Historical fiction, Mallon declares in interviews, is the genre in which he is most interested as a writer. “I think the main thing that has led me to write historical fiction is that it is a relief from the self,” he explains. After the publication of Henry and Clara, Mallon went on to write five more works of historical fiction, including his most recent novel and his fifteenth book, Watergate.
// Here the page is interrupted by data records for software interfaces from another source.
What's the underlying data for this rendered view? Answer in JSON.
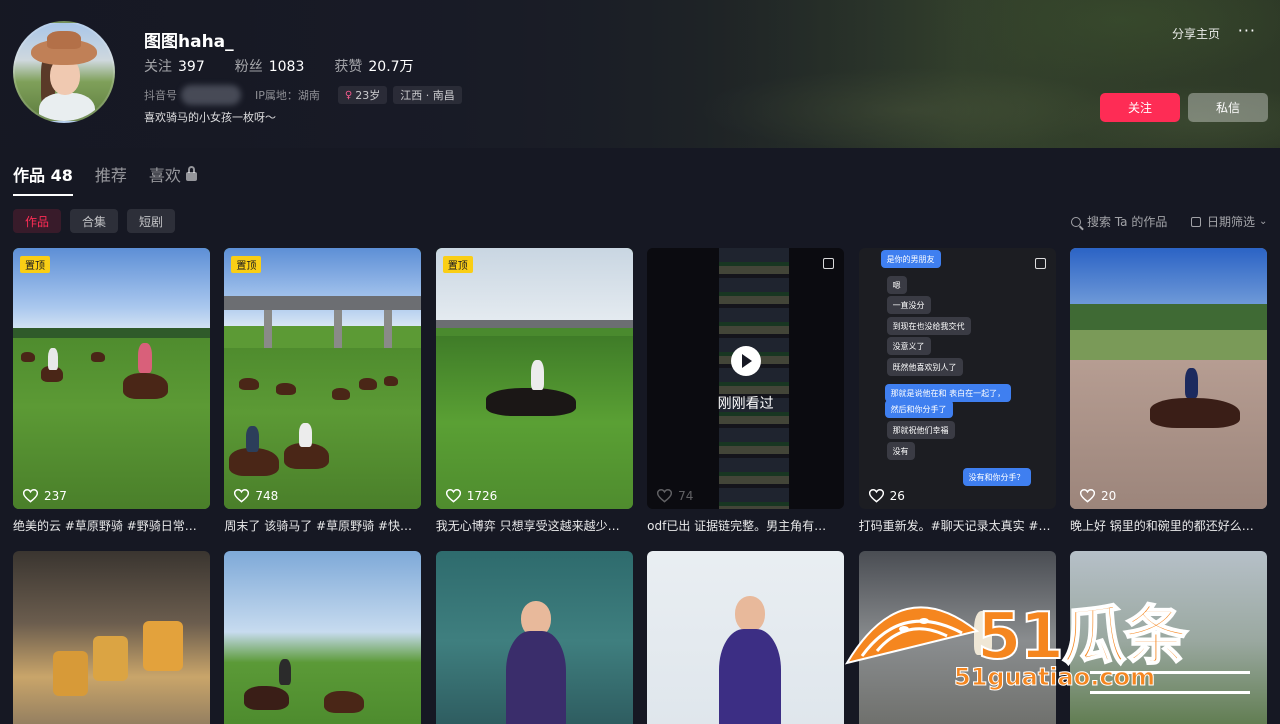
{
  "profile": {
    "name": "图图haha_",
    "stats": [
      {
        "label": "关注",
        "value": "397"
      },
      {
        "label": "粉丝",
        "value": "1083"
      },
      {
        "label": "获赞",
        "value": "20.7万"
      }
    ],
    "douyin_id_label": "抖音号",
    "ip_label": "IP属地：湖南",
    "tags": [
      "23岁",
      "江西 · 南昌"
    ],
    "gender_icon": "female-icon",
    "bio": "喜欢骑马的小女孩一枚呀～",
    "share_label": "分享主页",
    "more_label": "···",
    "follow_label": "关注",
    "message_label": "私信"
  },
  "tabs": [
    {
      "label": "作品 48",
      "active": true
    },
    {
      "label": "推荐",
      "active": false
    },
    {
      "label": "喜欢",
      "active": false,
      "locked": true
    }
  ],
  "subtabs": [
    {
      "label": "作品",
      "active": true
    },
    {
      "label": "合集",
      "active": false
    },
    {
      "label": "短剧",
      "active": false
    }
  ],
  "toolbar": {
    "search_label": "搜索 Ta 的作品",
    "date_filter_label": "日期筛选"
  },
  "pin_label": "置顶",
  "watched_label": "刚刚看过",
  "videos": [
    {
      "likes": "237",
      "caption": "绝美的云 #草原野骑 #野骑日常…",
      "pinned": true
    },
    {
      "likes": "748",
      "caption": "周末了 该骑马了 #草原野骑 #快…",
      "pinned": true
    },
    {
      "likes": "1726",
      "caption": "我无心博弈 只想享受这越来越少…",
      "pinned": true
    },
    {
      "likes": "74",
      "caption": "odf已出 证据链完整。男主角有…",
      "pinned": false,
      "watched": true
    },
    {
      "likes": "26",
      "caption": "打码重新发。#聊天记录太真实 #…",
      "pinned": false
    },
    {
      "likes": "20",
      "caption": "晚上好 锅里的和碗里的都还好么…",
      "pinned": false
    }
  ],
  "chat_lines": [
    {
      "side": "l",
      "text": "嗯"
    },
    {
      "side": "l",
      "text": "一直没分"
    },
    {
      "side": "l",
      "text": "到现在也没给我交代"
    },
    {
      "side": "l",
      "text": "没意义了"
    },
    {
      "side": "l",
      "text": "既然他喜欢别人了"
    },
    {
      "side": "r",
      "text": "那就是说他在和     表白在一起了，"
    },
    {
      "side": "r",
      "text": "然后和你分手了"
    },
    {
      "side": "l",
      "text": "那就祝他们幸福"
    },
    {
      "side": "l",
      "text": "没有"
    },
    {
      "side": "r",
      "text": "没有和你分手？"
    }
  ],
  "chat_top": "是你的男朋友",
  "watermark": {
    "main": "51瓜条",
    "sub": "51guatiao.com"
  },
  "colors": {
    "background": "#161823",
    "accent": "#fe2c55",
    "pin": "#face15",
    "watermark": "#f5861f"
  }
}
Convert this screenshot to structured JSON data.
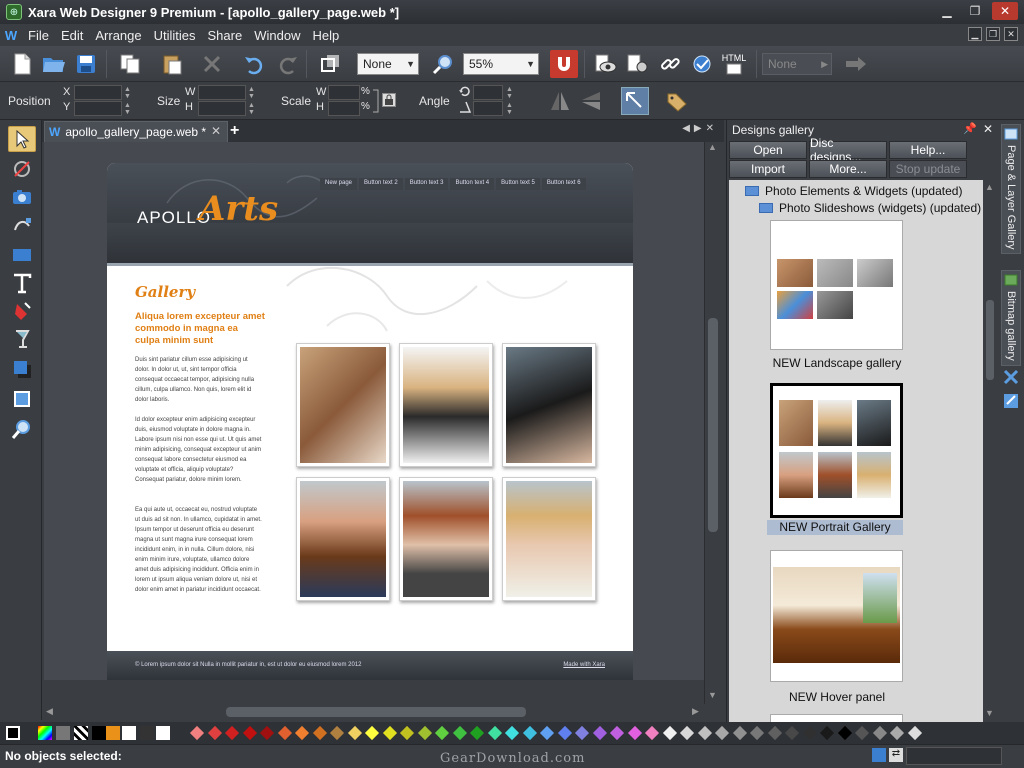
{
  "window": {
    "title": "Xara Web Designer 9 Premium - [apollo_gallery_page.web *]"
  },
  "menu": [
    "File",
    "Edit",
    "Arrange",
    "Utilities",
    "Share",
    "Window",
    "Help"
  ],
  "toolbar": {
    "feather_value": "None",
    "zoom_value": "55%",
    "html_label": "HTML",
    "right_select_value": "None"
  },
  "infobar": {
    "position_label": "Position",
    "x_label": "X",
    "y_label": "Y",
    "size_label": "Size",
    "w_label": "W",
    "h_label": "H",
    "scale_label": "Scale",
    "scale_w_label": "W",
    "scale_h_label": "H",
    "percent": "%",
    "angle_label": "Angle"
  },
  "document_tab": {
    "icon": "W",
    "label": "apollo_gallery_page.web *"
  },
  "webpage": {
    "logo_prefix": "APOLLO",
    "logo_suffix": "Arts",
    "nav": [
      "New page",
      "Button text 2",
      "Button text 3",
      "Button text 4",
      "Button text 5",
      "Button text 6"
    ],
    "heading": "Gallery",
    "subheading": "Aliqua lorem excepteur amet commodo in magna ea culpa minim sunt",
    "para1": "Duis sint pariatur cillum esse adipisicing ut dolor. In dolor ut, ut, sint tempor officia consequat occaecat tempor, adipisicing nulla cillum, culpa ullamco. Non quis, lorem elit id dolor laboris.",
    "para2": "Id dolor excepteur enim adipisicing excepteur duis, eiusmod voluptate in dolore magna in. Labore ipsum nisi non esse qui ut. Ut quis amet minim adipisicing, consequat excepteur ut anim consequat labore consectetur eiusmod ea voluptate et officia, aliquip voluptate? Consequat pariatur, dolore minim lorem.",
    "para3": "Ea qui aute ut, occaecat eu, nostrud voluptate ut duis ad sit non. In ullamco, cupidatat in amet. Ipsum tempor ut deserunt officia eu deserunt magna ut sunt magna irure consequat lorem incididunt enim, in in nulla. Cillum dolore, nisi enim minim irure, voluptate, ullamco dolore amet duis adipisicing incididunt. Officia enim in lorem ut ipsum aliqua veniam dolore ut, nisi et dolor enim amet in pariatur incididunt occaecat.",
    "footer_left": "© Lorem ipsum dolor sit Nulla in mollit pariatur in, est ut dolor eu eiusmod lorem 2012",
    "footer_right": "Made with Xara"
  },
  "gallery": {
    "title": "Designs gallery",
    "buttons": {
      "open": "Open",
      "disc": "Disc designs...",
      "help": "Help...",
      "import": "Import",
      "more": "More...",
      "stop": "Stop update"
    },
    "folder1": "Photo Elements & Widgets (updated)",
    "folder2": "Photo Slideshows (widgets) (updated)",
    "items": [
      "NEW Landscape gallery",
      "NEW Portrait Gallery",
      "NEW Hover panel"
    ]
  },
  "side_tabs": [
    "Page & Layer Gallery",
    "Bitmap gallery"
  ],
  "status": {
    "text": "No objects selected:",
    "watermark": "GearDownload.com"
  },
  "colors": {
    "accent": "#e98d1e",
    "selected_tool": "#e8c97a",
    "window_bg": "#3a3d42"
  }
}
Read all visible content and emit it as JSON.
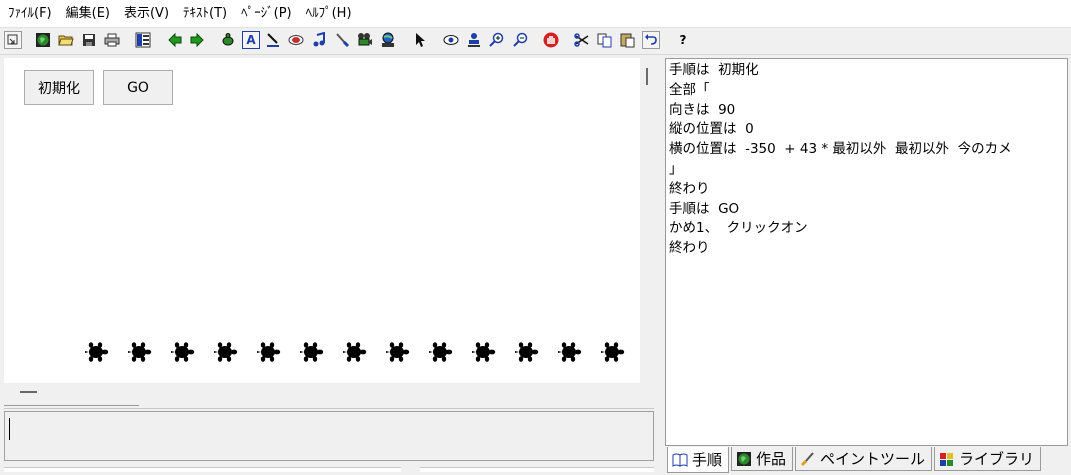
{
  "menu": [
    "ﾌｧｲﾙ(F)",
    "編集(E)",
    "表示(V)",
    "ﾃｷｽﾄ(T)",
    "ﾍﾟｰｼﾞ(P)",
    "ﾍﾙﾌﾟ(H)"
  ],
  "toolbar": {
    "icons": [
      "window-restore-icon",
      "globe-icon",
      "open-folder-icon",
      "save-disk-icon",
      "printer-icon",
      "layout-icon",
      "back-arrow-icon",
      "forward-arrow-icon",
      "turtle-icon",
      "text-box-icon",
      "pen-tool-icon",
      "stamp-icon",
      "music-note-icon",
      "paint-brush-icon",
      "movie-camera-icon",
      "world-network-icon",
      "cursor-arrow-icon",
      "eye-icon",
      "person-icon",
      "zoom-in-icon",
      "zoom-out-icon",
      "hand-stop-icon",
      "scissors-icon",
      "copy-icon",
      "paste-icon",
      "undo-icon",
      "help-icon"
    ],
    "help_label": "?",
    "text_box_label": "A"
  },
  "stage": {
    "buttons": [
      {
        "label": "初期化"
      },
      {
        "label": "GO"
      }
    ],
    "turtle_count": 13
  },
  "code_lines": [
    "手順は  初期化",
    "全部「",
    "向きは  90",
    "縦の位置は  0",
    "横の位置は  -350  + 43 * 最初以外  最初以外  今のカメ",
    "」",
    "終わり",
    "手順は  GO",
    "かめ1、  クリックオン",
    "終わり"
  ],
  "tabs": [
    {
      "label": "手順",
      "icon": "book-icon"
    },
    {
      "label": "作品",
      "icon": "globe-icon"
    },
    {
      "label": "ペイントツール",
      "icon": "paint-brush-icon"
    },
    {
      "label": "ライブラリ",
      "icon": "library-icon"
    }
  ],
  "colors": {
    "turtle": "#000000",
    "stop_button": "#d42020",
    "arrow_green": "#1f9a1f",
    "globe_green": "#2a8a2a"
  }
}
American political history has been perhaps his main subject and interest; in 1994, he was the ghostwriter of former Vice President Dan Quayle’s memoir, Standing Firm.
Watergate, a finalist for the 2013 PEN/Faulkner Award for Fiction, is a colorful retelling of the Watergate scandal from the perspective of seven characters, some familiar to the public memory, such as Nixon’s secretary Rose Mary Woods, and some brought to light from the sidelines of the scandal, such as Fred LaRue.
Fellow Travelers by Thomas Mallon
Paperback: 368 pages
Publisher: Vintage; Reprint edition (May 6, 2008)
Amazon: Fellow Travelers
It's 1950s Washington, D.C.: a world of bare-knuckled ideology and secret dossiers, dominated by personalities like Richard Nixon, Lyndon Johnson, and Joe McCarthy. Enter Timothy Laughlin, a recent college graduate and devout Catholic eager to join the crusade against Communism. An encounter with a handsome State Department official, Hawkins Fuller, leads to Tim's first job and, after Fuller's advances, his first love affair. As McCarthy mounts a desperate bid for power and internal investigations focus on “sexual subversives” in the government, Tim and Fuller find it ever more dangerous to navigate their double lives. Moving between the diplomatic world of Foggy Bottom and NATO's front line in Europe, Fellow Travelers is a searing historical novel infused with political drama, unexpected humor, and genuine heartbreak.
More Spotlights at my website: http://www.elisarolle.com/, My Lists/Gay Novels
This journal is friends only. This entry was originally posted at http://reviews-and-ramblings.dreamwidth.org/482467.html. If you are not friends on this journal, Please comment there using OpenID.